▶ [MATERIALS PROVIDED]
◆ ◆ ◆ ◆ ◆

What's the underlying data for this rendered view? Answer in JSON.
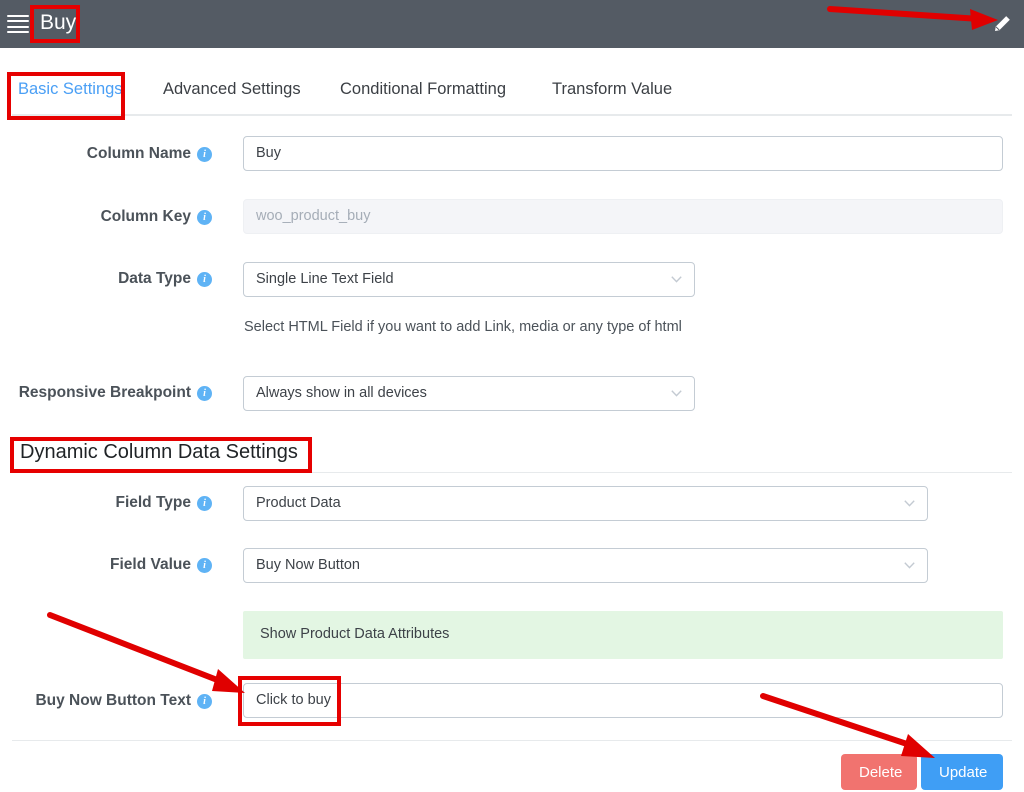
{
  "topbar": {
    "menu_icon": "hamburger-icon",
    "title": "Buy",
    "edit_icon": "pencil-icon"
  },
  "tabs": [
    {
      "label": "Basic Settings",
      "active": true
    },
    {
      "label": "Advanced Settings",
      "active": false
    },
    {
      "label": "Conditional Formatting",
      "active": false
    },
    {
      "label": "Transform Value",
      "active": false
    }
  ],
  "basic_settings": {
    "column_name": {
      "label": "Column Name",
      "value": "Buy",
      "placeholder": "Column Name"
    },
    "column_key": {
      "label": "Column Key",
      "value": "woo_product_buy",
      "placeholder": "woo_product_buy",
      "disabled": true
    },
    "data_type": {
      "label": "Data Type",
      "value": "Single Line Text Field"
    },
    "data_type_helper": "Select HTML Field if you want to add Link, media or any type of html",
    "responsive_breakpoint": {
      "label": "Responsive Breakpoint",
      "value": "Always show in all devices"
    }
  },
  "dynamic_section": {
    "heading": "Dynamic Column Data Settings",
    "field_type": {
      "label": "Field Type",
      "value": "Product Data"
    },
    "field_value": {
      "label": "Field Value",
      "value": "Buy Now Button"
    },
    "notice": "Show Product Data Attributes",
    "buy_now_button_text": {
      "label": "Buy Now Button Text",
      "value": "Click to buy",
      "placeholder": "Click to buy"
    }
  },
  "footer": {
    "delete_label": "Delete",
    "update_label": "Update"
  },
  "colors": {
    "topbar_bg": "#545b64",
    "active_tab": "#4a9ff5",
    "info_icon": "#5fb3f5",
    "notice_bg": "#e3f6e3",
    "delete_button": "#f1736f",
    "update_button": "#3f9ef5",
    "annotation": "#e60000"
  }
}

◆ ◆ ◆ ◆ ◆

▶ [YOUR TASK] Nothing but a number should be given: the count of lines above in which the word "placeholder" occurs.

▶ [TASK RESPONSE] 3